More and more couples were asking for marriage counseling at Madeira-Silverwood Presbyterian Church in Cincinnati, Ohio. And most of them didn’t understand the underlying issues of their problems.
Senior Pastor Tom Sweets suggested that Drew Hood, family and youth pastor at the church, get in touch with FamilyLife and see what resources they might have for a class on marriage. Like many in his generation, Drew says he normally would pull a variety of resources together for a class, so he was hesitant to order The Art of Marriage®, FamilyLife’s six-session small-group video series. “When I actually got the material in hand,” Drew says, “I was completely blown away.”
He was surprised by how it helped couples recognize their shortcomings and pointed them to the gospel. And he was also surprised by the quality of The Art of Marriage video … that those who shared their stories were authentic, yet not emotionally manipulative.
But the thing that surprised him most was the longing for people in his church to strengthen their marriages. A typical Sunday school class at the church has only 6-8 people, but more than 30 people signed up for The Art of Marriage class. Many had never met before the first session.
Reaching across generations
The couples in the class came from two different services, one contemporary and the other traditional. And the age-range was wide: from 20 to about 70. Some couples were engaged, and some had been married for decades.
Although Drew led the new Sunday school group, the Hoods were like the other couples—they didn’t know what to expect but committed to doing the weekly homework.
The couples’ homework assignment for the first week was to discuss some specific questions on a date night. Like many in The Art of Marriage class, Drew and Lacy went to one of their favorite restaurants. In fact, they sat at the very table where Drew had proposed.
That night, as they began to discuss some of the challenges they had experienced in their marriage, they realized they had not talked about some important things. The homework assignment opened the door to communicate on a deeper level.
A buzz of discussion
At the second meeting of The Art of Marriage class, Drew was surprised that almost everyone had done their date-night homework. That first quiet Sunday school class was transformed into a buzz of discussion.
“By the time we got through the first video … the walls came down,” Drew says. “Everybody was talking. Everyone wanted to ask questions.”
The couples identified with the problems presented in The Art of Marriage videos. They saw real people talking about real problems instead of watching a Hollywood version addressing candy-coated issues.
As Drew and Lacy and others in the Sunday school class opened up, another surprise surfaced. People from both services reached out to help one another. Older couples often said to younger ones, “Let’s work together. Do you need babysitting for your kids so you can get away?
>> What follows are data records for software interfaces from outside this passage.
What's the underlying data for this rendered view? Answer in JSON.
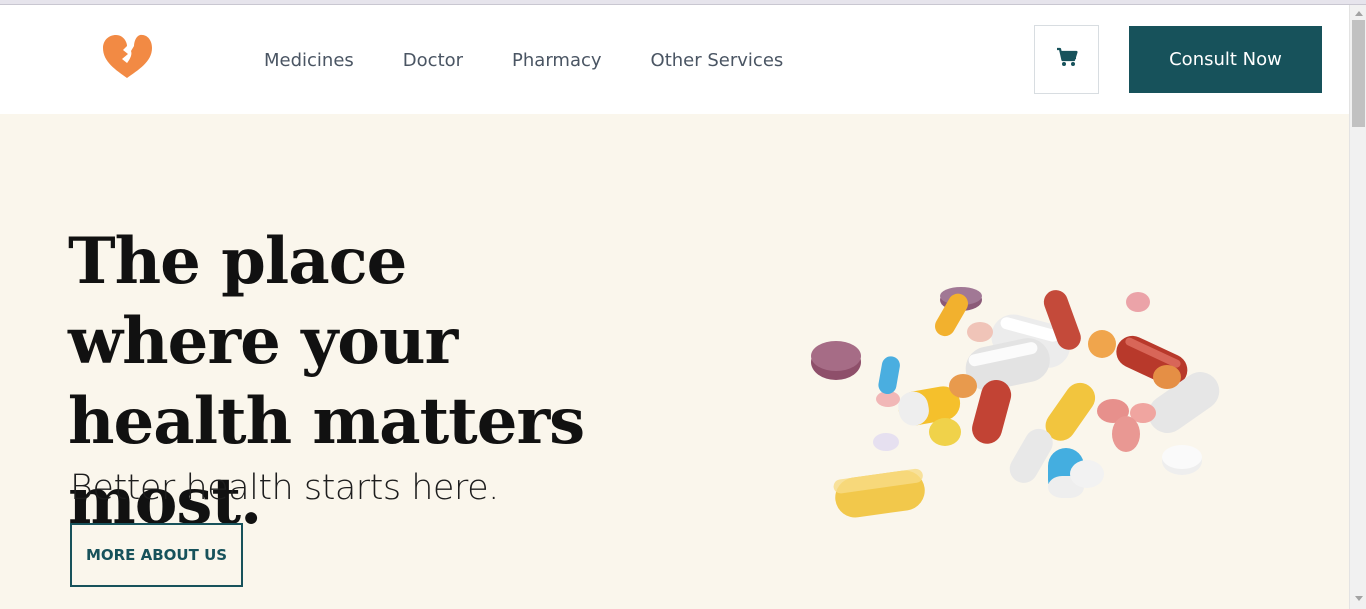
{
  "header": {
    "logo_icon": "heart-logo-icon",
    "nav": [
      {
        "label": "Medicines"
      },
      {
        "label": "Doctor"
      },
      {
        "label": "Pharmacy"
      },
      {
        "label": "Other Services"
      }
    ],
    "cart_icon": "cart-icon",
    "consult_label": "Consult Now"
  },
  "hero": {
    "headline": "The place where your health matters most.",
    "subline": "Better health starts here.",
    "more_label": "MORE ABOUT US",
    "image": "pile-of-pills-image"
  },
  "colors": {
    "brand_dark": "#17525b",
    "logo_orange": "#f28a44",
    "hero_bg": "#faf6ec"
  }
}
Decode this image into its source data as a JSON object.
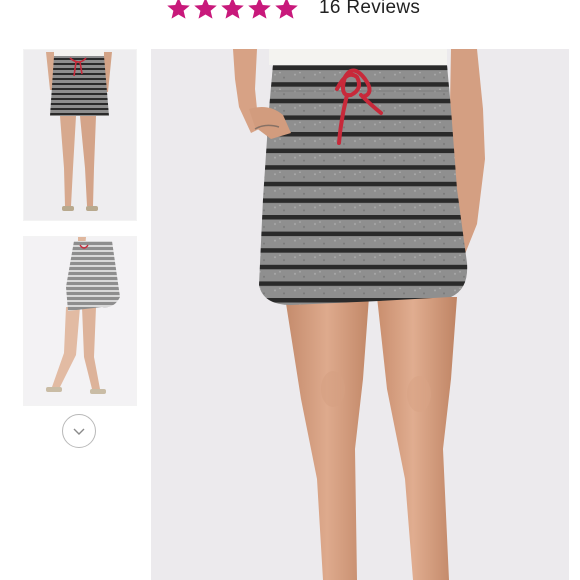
{
  "rating": {
    "stars_filled": 5,
    "stars_total": 5,
    "star_color": "#c8197b",
    "review_count_label": "16 Reviews"
  },
  "gallery": {
    "thumbnails": [
      {
        "icon": "product-front-view-thumbnail",
        "selected": true
      },
      {
        "icon": "product-side-view-thumbnail",
        "selected": false
      }
    ],
    "more_icon": "chevron-down-icon",
    "main_image_icon": "striped-skirt-product-photo"
  },
  "colors": {
    "image_background": "#eceaed",
    "stripe_gray": "#8d8d8d",
    "stripe_dark": "#2a2a2a",
    "drawstring": "#c8293a"
  }
}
Because we can do that.”
As the couples opened up to one another, The Art of Marriage group formed a deep sense of community. There was so much need for discussion that Drew extended the 6-week class to 12 weeks. Now they want to continue doing more studies together … helping each other have strong marriages.